Saturday, November 7, 2009
Video: How to Decorate a Unity Candle and Its History
How to Decorate a Unity Candle -- powered by eHow.com
Although this tradition is believed to have been started in the 1970s, it wasn't until the characters of Luke and Laura of the daytime drama, "General Hospital," lit one at their widely-watched TV wedding that this candle-lighting ceremony became a popular part of modern weddings.
The unity candle itself is generally a white pillar candle flanked on either side by two taper candles. The unity candle is often decorated as I've shown in the video to match a wedding theme but it also can be decorated with a photo of the couple, their wedding invitation, flowers or a myriad of other designs. Decorated unity candle sets also can be purchased for this purpose.
(Here's a tip. If you plan to decorate the candle as I've shown in the video using a t-pin, heat the pin's tip with a lighter so that it will go into the candle more easily.)
Traditionally the mothers of the bride and groom or other family representatives, one for the bride and one for the groom, light the taper candles at the beginning of the service. Then, after the vows, the couple each takes a lit taper candle and jointly light the unity candle.

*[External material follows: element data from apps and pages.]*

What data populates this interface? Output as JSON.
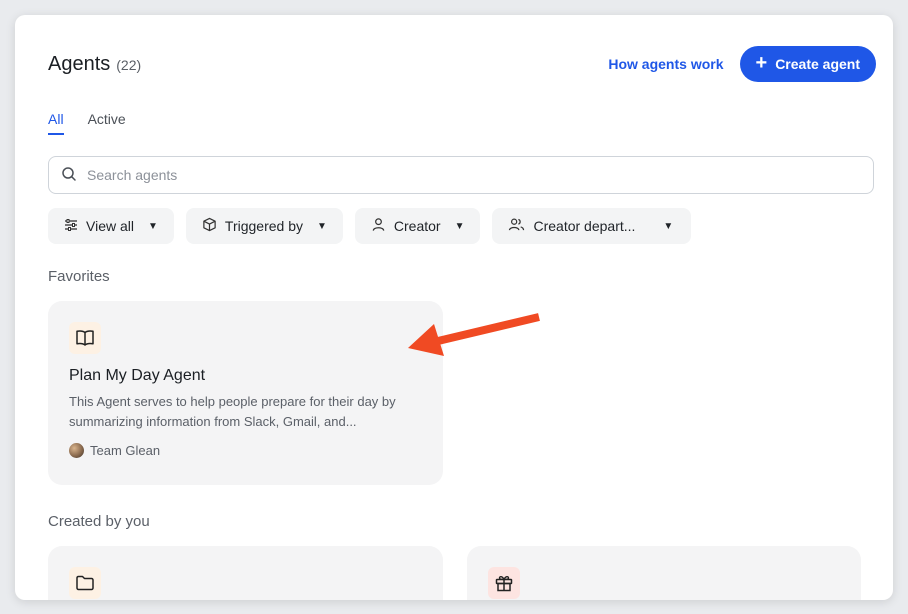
{
  "header": {
    "title": "Agents",
    "count": "(22)",
    "how_link": "How agents work",
    "create_button": "Create agent"
  },
  "tabs": [
    {
      "label": "All",
      "active": true
    },
    {
      "label": "Active",
      "active": false
    }
  ],
  "search": {
    "placeholder": "Search agents",
    "value": ""
  },
  "filters": [
    {
      "label": "View all",
      "icon": "sliders-icon"
    },
    {
      "label": "Triggered by",
      "icon": "cube-icon"
    },
    {
      "label": "Creator",
      "icon": "person-icon"
    },
    {
      "label": "Creator depart...",
      "icon": "people-icon"
    }
  ],
  "sections": {
    "favorites": "Favorites",
    "created_by_you": "Created by you"
  },
  "favorites": [
    {
      "title": "Plan My Day Agent",
      "description": "This Agent serves to help people prepare for their day by summarizing information from Slack, Gmail, and...",
      "author": "Team Glean",
      "icon": "book-icon"
    }
  ],
  "created_by_you": [
    {
      "icon": "folder-icon"
    },
    {
      "icon": "gift-icon"
    }
  ],
  "colors": {
    "accent": "#1f57e7",
    "card_bg": "#f4f4f5",
    "annotation_arrow": "#f04a23",
    "icon_bg_peach": "#fdf1e4",
    "icon_bg_pink": "#fde4e1"
  }
}
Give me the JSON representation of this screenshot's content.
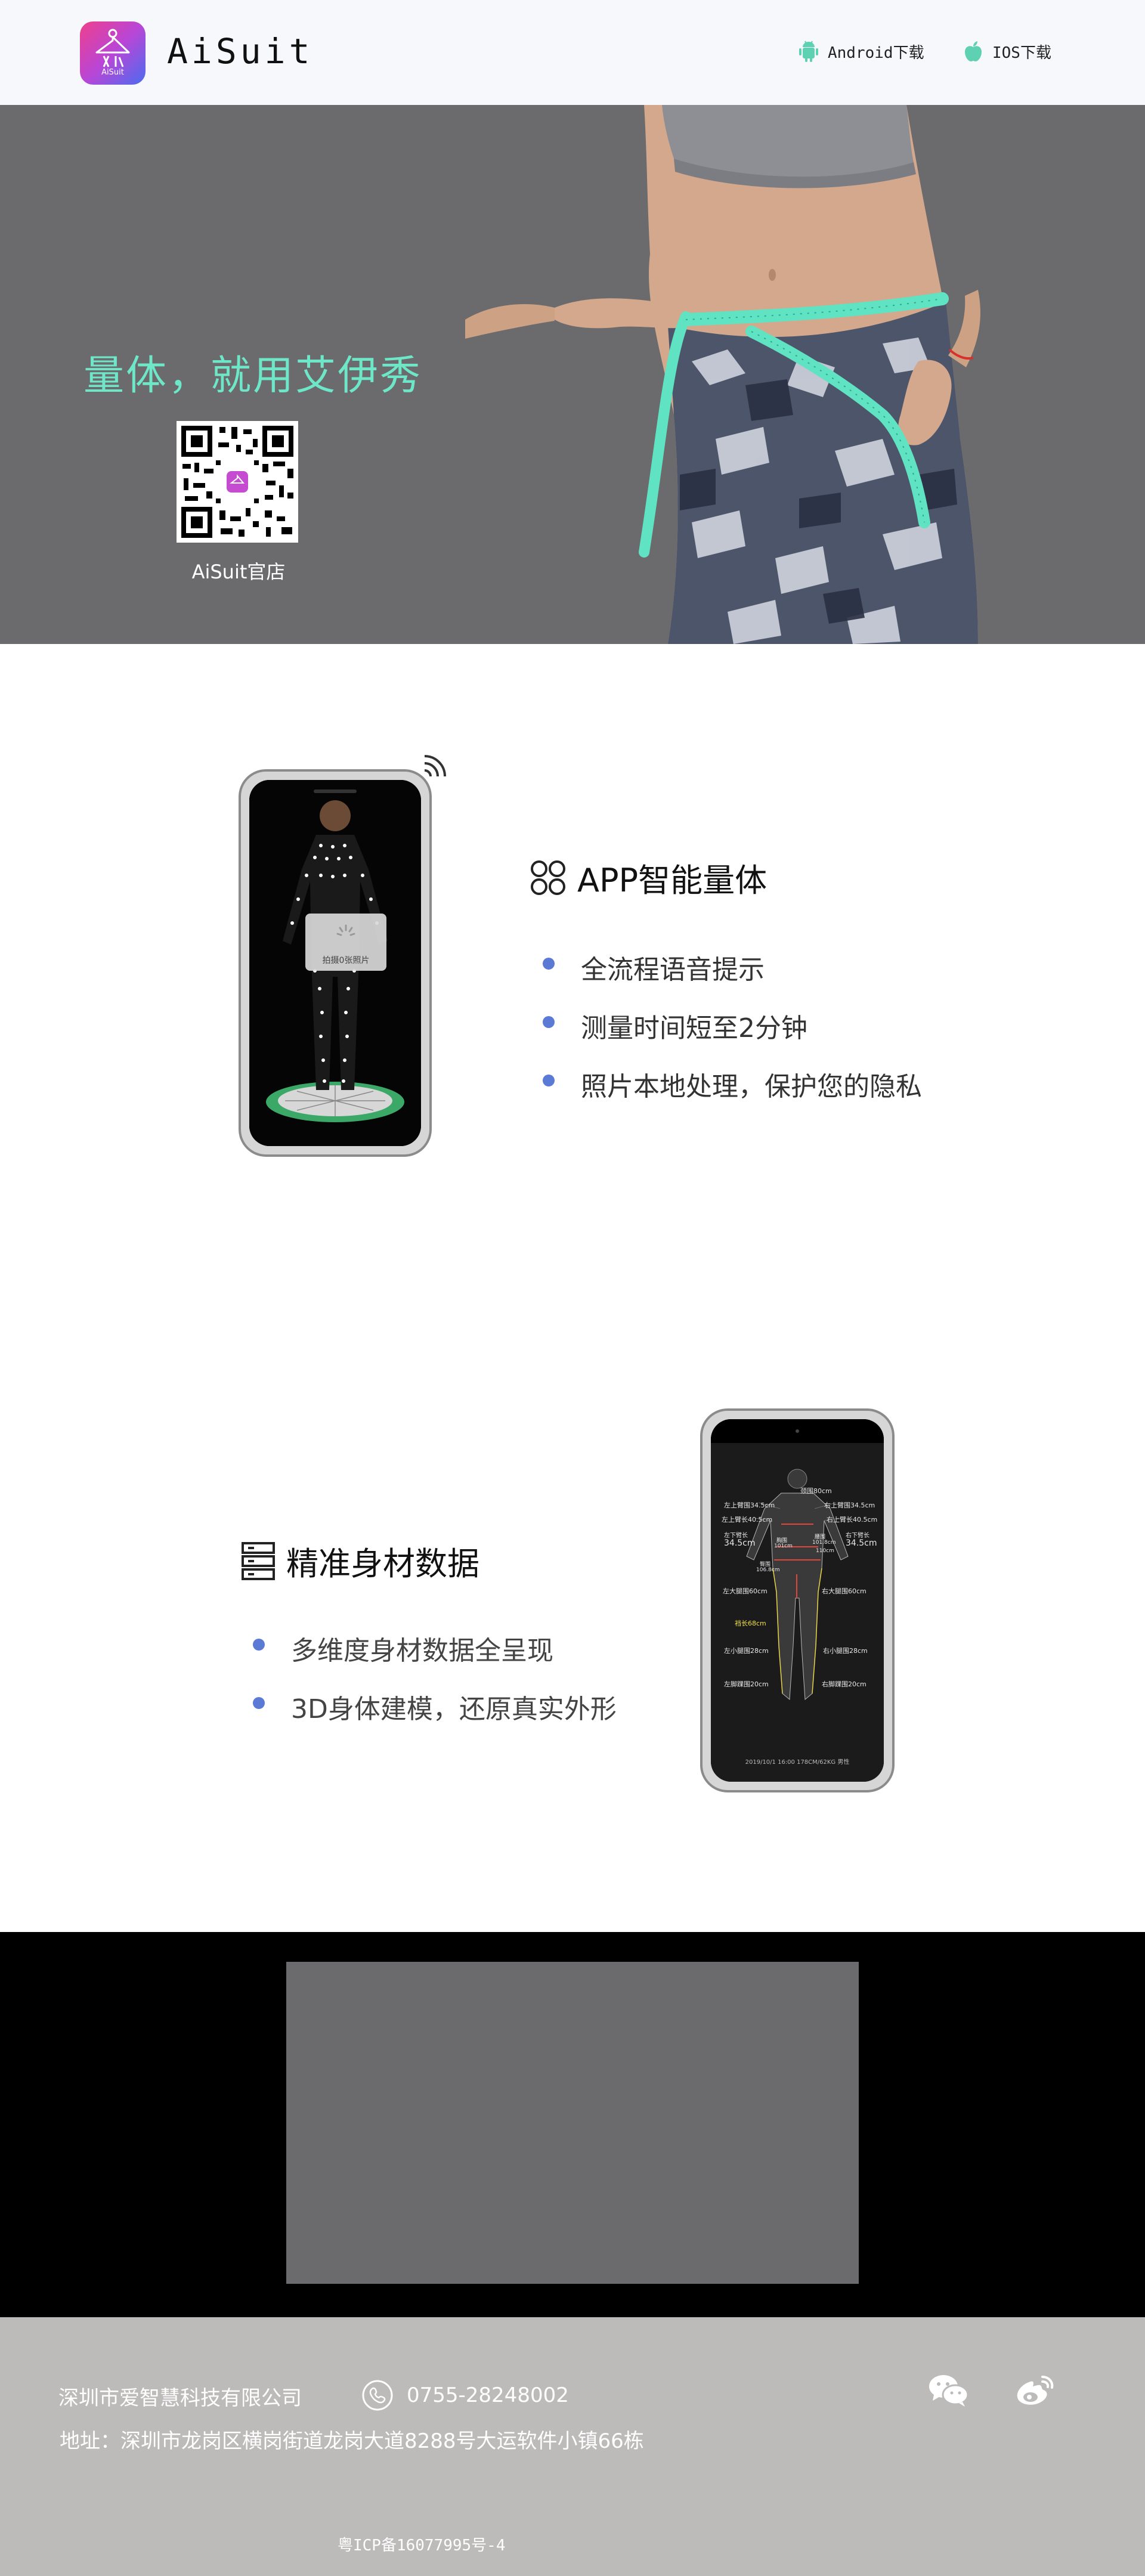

There is a choice as to the significance of this ceremony.
The candles can either represent the joining of the two families as one through the newly-married couple or it can signify the joining of the bride and groom as a separate, new family unit.
The tapers can remain lit to show the families love of each member of the new couple and their continued love of their family member or the shared unity of both families, or the couple can extinguish the taper candles to show that they are now joined and stand apart from their families in their love as a new family unit (even though they will always love their extended family).
Personally, I prefer when the three candles stay lit so that couple, while now will be their own family unit, will always still share the loyalty and love of their own families.
At a recent wedding, we gave all of the guests an unlit candle. The bridal party lit their candle and then lit a candle for one person at the end of each row. That person lit the candle of the person next to them and so forth until everyone's candle was lit. Then the mothers of the bride and groom took their now lit candles and placed them in the holders next to the unity candle.
In this way it showed that all of the guests were part of the extended family of the bride and groom. It was a lovely, touching and memorable sight.
Thanks to Panache, a Classic Party Rental Company, for the use of their gorgeous linens and rentals seen in this clip.